While he considered himself to be well enough to travel, he was identified as having need for specialist medical attention during the voyage to Italy. He could only be repatriated once as specially fitted out ship became available.

On 10th September 1946, in a letter to the Camp C.O. he presented his case:

Just at the time when the repatriation of the sick was to take place I was in the Waranga military hospital whence I was discharged early in September…

The present repatriation lists from which I have been exclude because repatriation is to be effect by ordinary means (i.e. in ships not especially adapted for transport of the sick) include nearly all the sick who, like me, were then considered as needing attention during the voyage.

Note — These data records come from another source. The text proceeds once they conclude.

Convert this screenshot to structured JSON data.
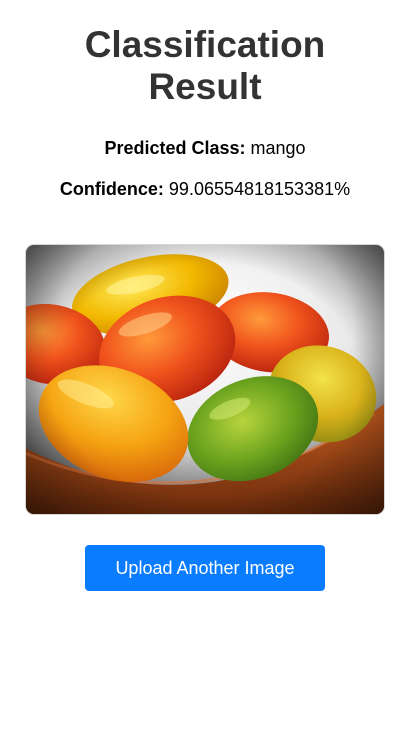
{
  "page": {
    "title_line1": "Classification",
    "title_line2": "Result"
  },
  "result": {
    "predicted_label": "Predicted Class:",
    "predicted_value": "mango",
    "confidence_label": "Confidence:",
    "confidence_value": "99.06554818153381%"
  },
  "image": {
    "subject": "bowl-of-mangoes-photo"
  },
  "actions": {
    "upload_label": "Upload Another Image"
  },
  "colors": {
    "title": "#333333",
    "button_bg": "#0a7cff",
    "button_text": "#ffffff"
  }
}
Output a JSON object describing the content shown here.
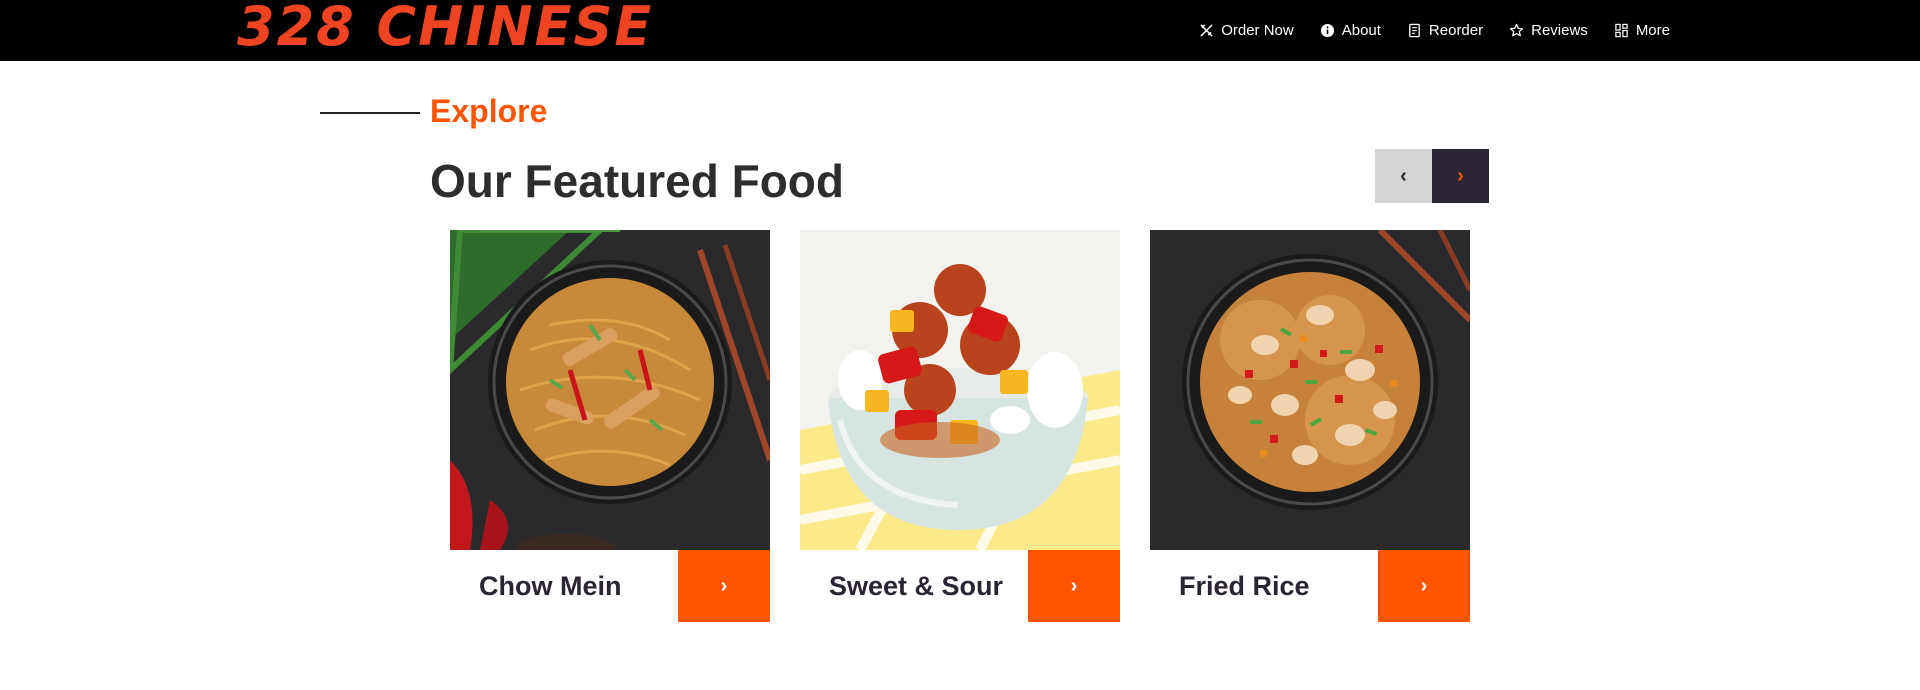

Today I will to inform you that, notwithstanding a year’s stay in camp without any special treatment, my condition is such as to enable me to stand the possible discomforts of the trip home; I therefore request to be reinscribed on the above mentioned list, taking upon myself the full and complete responsibility in the event of any possible deterioration of my health.

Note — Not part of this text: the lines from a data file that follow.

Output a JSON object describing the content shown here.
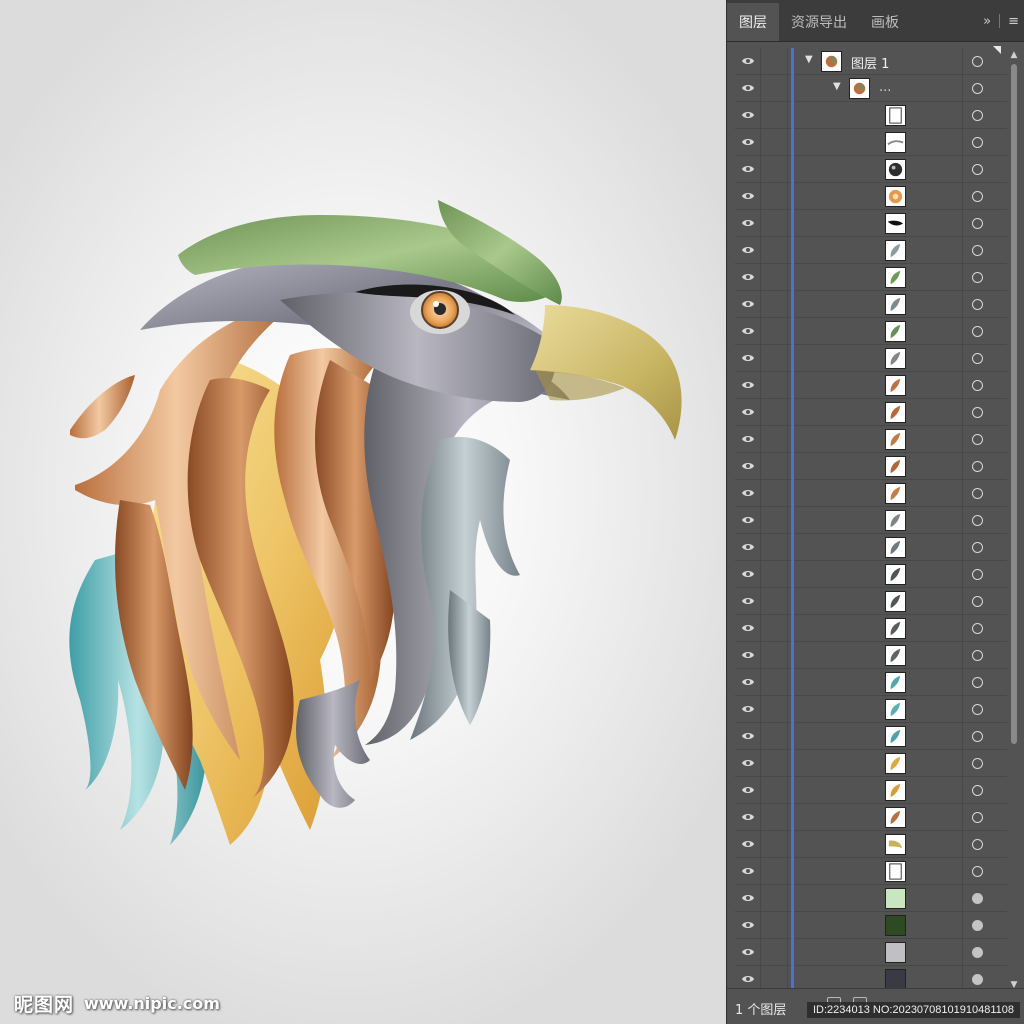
{
  "panel": {
    "tabs": [
      {
        "label": "图层",
        "active": true
      },
      {
        "label": "资源导出",
        "active": false
      },
      {
        "label": "画板",
        "active": false
      }
    ],
    "expand_icon": "double-chevron-right-icon",
    "menu_icon": "hamburger-menu-icon",
    "layer_count": "1 个图层"
  },
  "layers": {
    "root": {
      "name": "图层 1",
      "expanded": true
    },
    "group": {
      "name": "...",
      "expanded": true
    },
    "items": [
      {
        "thumb": "white-rect",
        "color": "#ffffff"
      },
      {
        "thumb": "gray-swoosh",
        "color": "#8a8a8a"
      },
      {
        "thumb": "dark-eye",
        "color": "#2e2e2e"
      },
      {
        "thumb": "orange-iris",
        "color": "#e39a4b"
      },
      {
        "thumb": "black-brow",
        "color": "#111111"
      },
      {
        "thumb": "gray-feather",
        "color": "#8f9aa0"
      },
      {
        "thumb": "green-feather",
        "color": "#6f9a55"
      },
      {
        "thumb": "gray-feather",
        "color": "#7d8a90"
      },
      {
        "thumb": "green-feather",
        "color": "#6b8f5a"
      },
      {
        "thumb": "gray-feather",
        "color": "#868686"
      },
      {
        "thumb": "brown-feather",
        "color": "#c0713f"
      },
      {
        "thumb": "brown-feather",
        "color": "#b8683a"
      },
      {
        "thumb": "brown-feather",
        "color": "#c27a45"
      },
      {
        "thumb": "brown-feather",
        "color": "#b56638"
      },
      {
        "thumb": "brown-feather",
        "color": "#c47c48"
      },
      {
        "thumb": "gray-feather",
        "color": "#7c858a"
      },
      {
        "thumb": "gray-feather",
        "color": "#6f7a80"
      },
      {
        "thumb": "dark-feather",
        "color": "#4d5559"
      },
      {
        "thumb": "dark-feather",
        "color": "#50575b"
      },
      {
        "thumb": "dark-feather",
        "color": "#565d61"
      },
      {
        "thumb": "dark-feather",
        "color": "#5d6469"
      },
      {
        "thumb": "teal-feather",
        "color": "#4fa9b0"
      },
      {
        "thumb": "teal-feather",
        "color": "#58b0b6"
      },
      {
        "thumb": "teal-feather",
        "color": "#4aa3aa"
      },
      {
        "thumb": "yellow-feather",
        "color": "#e2a83a"
      },
      {
        "thumb": "yellow-feather",
        "color": "#d99c2f"
      },
      {
        "thumb": "brown-feather",
        "color": "#b9703e"
      },
      {
        "thumb": "beak",
        "color": "#c9b25c"
      },
      {
        "thumb": "white-rect",
        "color": "#ffffff"
      },
      {
        "thumb": "solid",
        "color": "#c9e6c0"
      },
      {
        "thumb": "solid",
        "color": "#2e4a22"
      },
      {
        "thumb": "solid",
        "color": "#bfbfc4"
      },
      {
        "thumb": "solid",
        "color": "#3a3a44"
      }
    ]
  },
  "watermark": {
    "logo": "昵图网",
    "url": "www.nipic.com"
  },
  "id_overlay": "ID:2234013 NO:20230708101910481108"
}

My family live in Tripolitania and it is my urgent wish to rejoin it in the shortest possible time.  To the above I can only add the prayer that you will kindly consider my request.

The Empire Clyde* returned Liborio to Italy. It was a Royal Navy Hospital Ship which departed Sydney for Naples on 12th December 1946. There were 226 Italian prisoners of war on board who had embarked at Sydney, Melbourne and Fremantle.

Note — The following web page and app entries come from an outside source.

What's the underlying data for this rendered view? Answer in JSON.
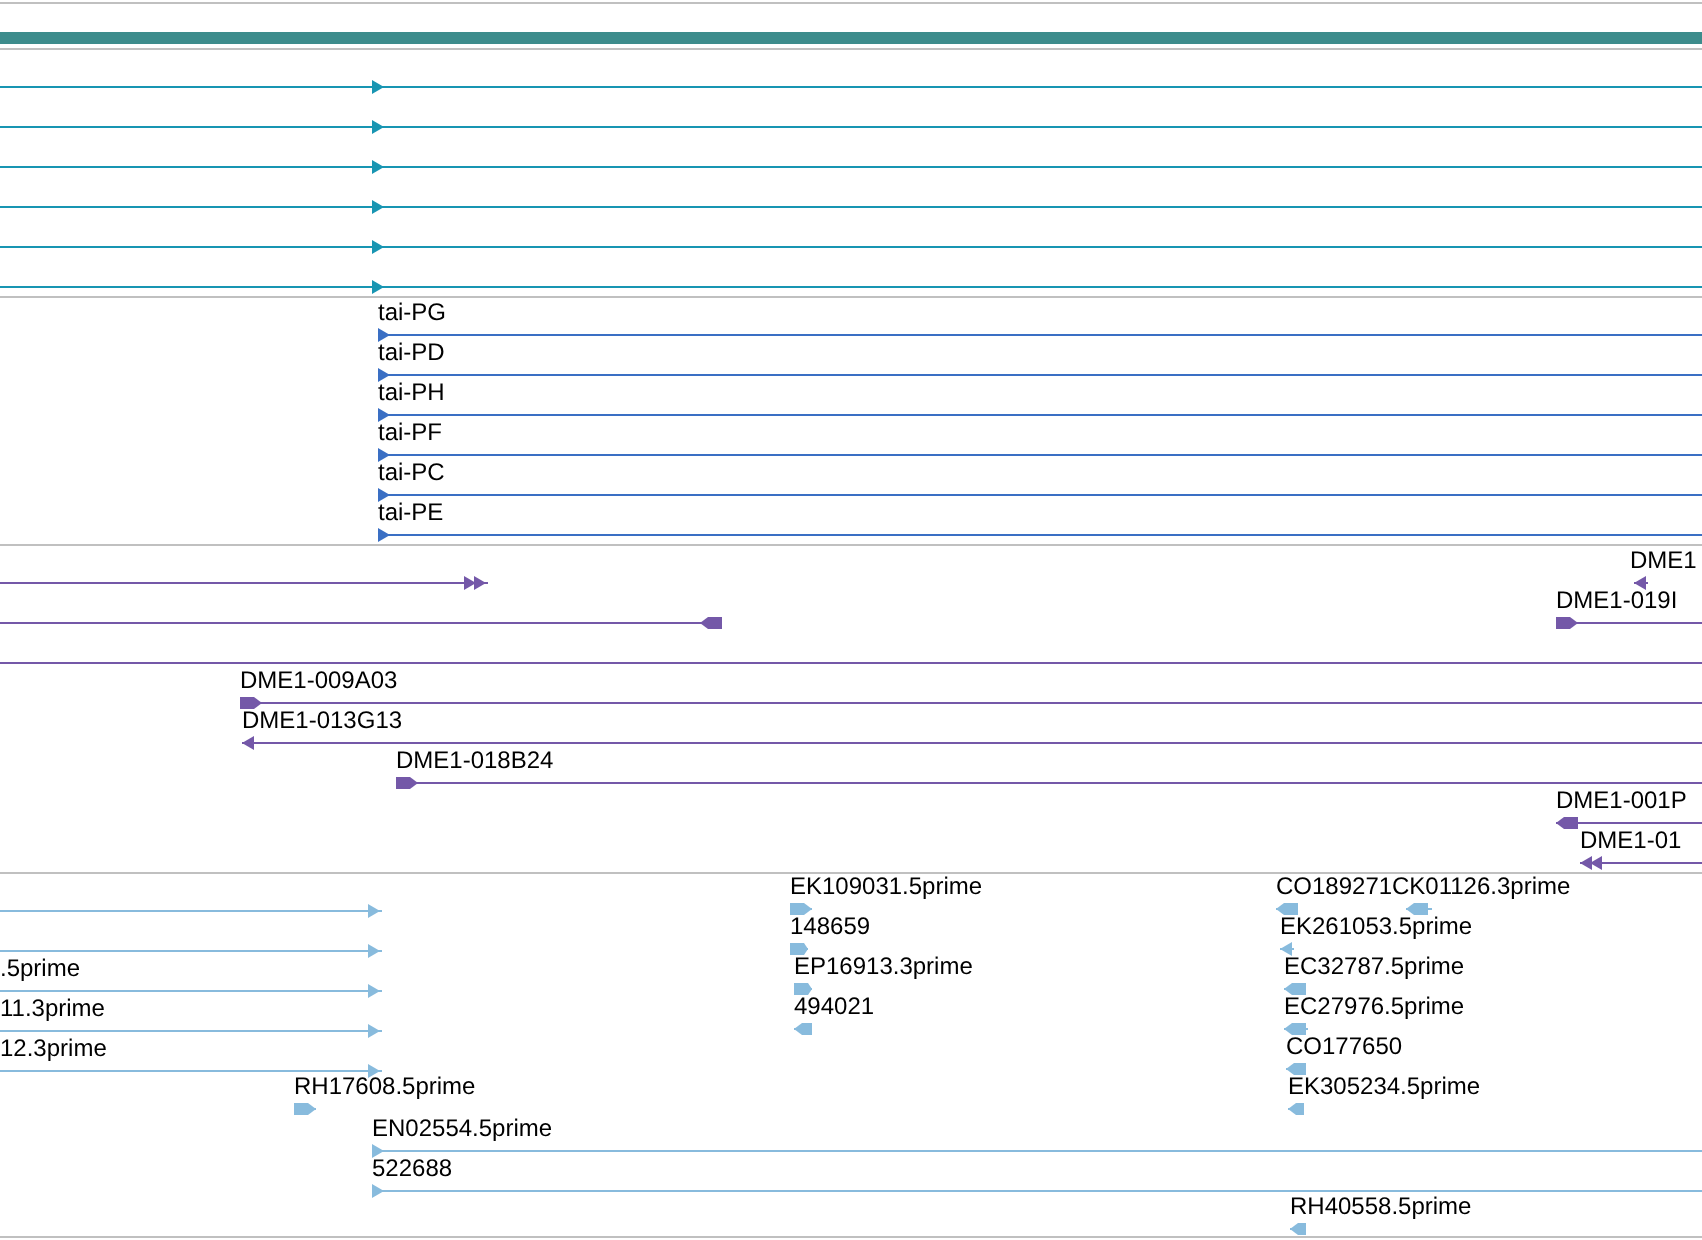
{
  "tracks": [
    {
      "features": [
        {
          "kind": "tri",
          "reverse": false
        },
        {
          "kind": "tri",
          "reverse": false
        },
        {
          "kind": "tri",
          "reverse": false
        },
        {
          "kind": "tri",
          "reverse": false
        },
        {
          "kind": "tri",
          "reverse": false
        },
        {
          "kind": "tri",
          "reverse": false
        }
      ]
    },
    {
      "features": [
        {
          "label": "tai-PG",
          "kind": "tri",
          "reverse": false
        },
        {
          "label": "tai-PD",
          "kind": "tri",
          "reverse": false
        },
        {
          "label": "tai-PH",
          "kind": "tri",
          "reverse": false
        },
        {
          "label": "tai-PF",
          "kind": "tri",
          "reverse": false
        },
        {
          "label": "tai-PC",
          "kind": "tri",
          "reverse": false
        },
        {
          "label": "tai-PE",
          "kind": "tri",
          "reverse": false
        }
      ]
    },
    {
      "features": [
        {
          "kind": "double",
          "reverse": false
        },
        {
          "kind": "block",
          "reverse": true
        },
        {
          "label": "DME1",
          "kind": "tri",
          "reverse": true
        },
        {
          "label": "DME1-019I",
          "kind": "block",
          "reverse": false
        },
        {
          "kind": "plain"
        },
        {
          "label": "DME1-009A03",
          "kind": "block",
          "reverse": false
        },
        {
          "label": "DME1-013G13",
          "kind": "tri",
          "reverse": true
        },
        {
          "label": "DME1-018B24",
          "kind": "block",
          "reverse": false
        },
        {
          "label": "DME1-001P",
          "kind": "block",
          "reverse": true
        },
        {
          "label": "DME1-01",
          "kind": "double",
          "reverse": true
        }
      ]
    },
    {
      "features": [
        {
          "kind": "tri",
          "reverse": false
        },
        {
          "kind": "tri",
          "reverse": false
        },
        {
          "label": ".5prime",
          "kind": "tri",
          "reverse": false
        },
        {
          "label": "11.3prime",
          "kind": "tri",
          "reverse": false
        },
        {
          "label": "12.3prime",
          "kind": "tri",
          "reverse": false
        },
        {
          "label": "RH17608.5prime",
          "kind": "block",
          "reverse": false
        },
        {
          "label": "EN02554.5prime",
          "kind": "tri",
          "reverse": false
        },
        {
          "label": "522688",
          "kind": "tri",
          "reverse": false
        },
        {
          "label": "EK109031.5prime",
          "kind": "block",
          "reverse": false
        },
        {
          "label": "148659",
          "kind": "block",
          "reverse": false
        },
        {
          "label": "EP16913.3prime",
          "kind": "block",
          "reverse": false
        },
        {
          "label": "494021",
          "kind": "block",
          "reverse": true
        },
        {
          "label": "CO189271",
          "kind": "block",
          "reverse": true
        },
        {
          "label": "CK01126.3prime",
          "kind": "block",
          "reverse": true
        },
        {
          "label": "EK261053.5prime",
          "kind": "tri",
          "reverse": true
        },
        {
          "label": "EC32787.5prime",
          "kind": "block",
          "reverse": true
        },
        {
          "label": "EC27976.5prime",
          "kind": "block",
          "reverse": true
        },
        {
          "label": "CO177650",
          "kind": "block",
          "reverse": true
        },
        {
          "label": "EK305234.5prime",
          "kind": "block",
          "reverse": true
        },
        {
          "label": "RH40558.5prime",
          "kind": "block",
          "reverse": true
        }
      ]
    }
  ]
}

But Liborio’s return to his family in Tripoli was further delayed. Once he arrived in Naples, he required an operation.  Fighting bureaucracy, he tried to gain permission several times to reach Libya and his wife and parents.

Liborio’s grandson, Liborio Mauro says that “He told her [my grandmother] if I’m not able to join you, I would like to go back in Australia. After 3 times, he finally joined my grandmother in Libya where my father Carmelo was born in Tripoli in 1949.

Tracing Liborio’s journey as a prisoner of war has not been an easy on. His grandson  explains that his records have his name spelt incorrectly: BUONADONNA instead of BONADONNA, LIBRIO instead of LIBORIO.

But passion and determination on the part of grandson Liborio has ensured that Liborio Bonadonna’s story is told and his records and photographs of his time as a prisoner of war in Australia are with the family.

Liborio Mauro says, “All my family are happy and my father is crying for happiness. My grandfather was the most important person in my family.  He was a true gentleman, well-educated and everyone fell in love with him.  He was a strong and simple man.”

*The Empire Clyde was a British Navy war prize from the Abyssinian campaign. It was formerly an Italian passenger liner Leonardo da Vinci.

 

Leonardo Da Vinci-07

 

Liborio and Liborio - Copy

Liborio Bonadonna with his family c 1979, grandson Liborio Mauro on his grandfather’s lap

(photograph from the collection of Liborio Mauro)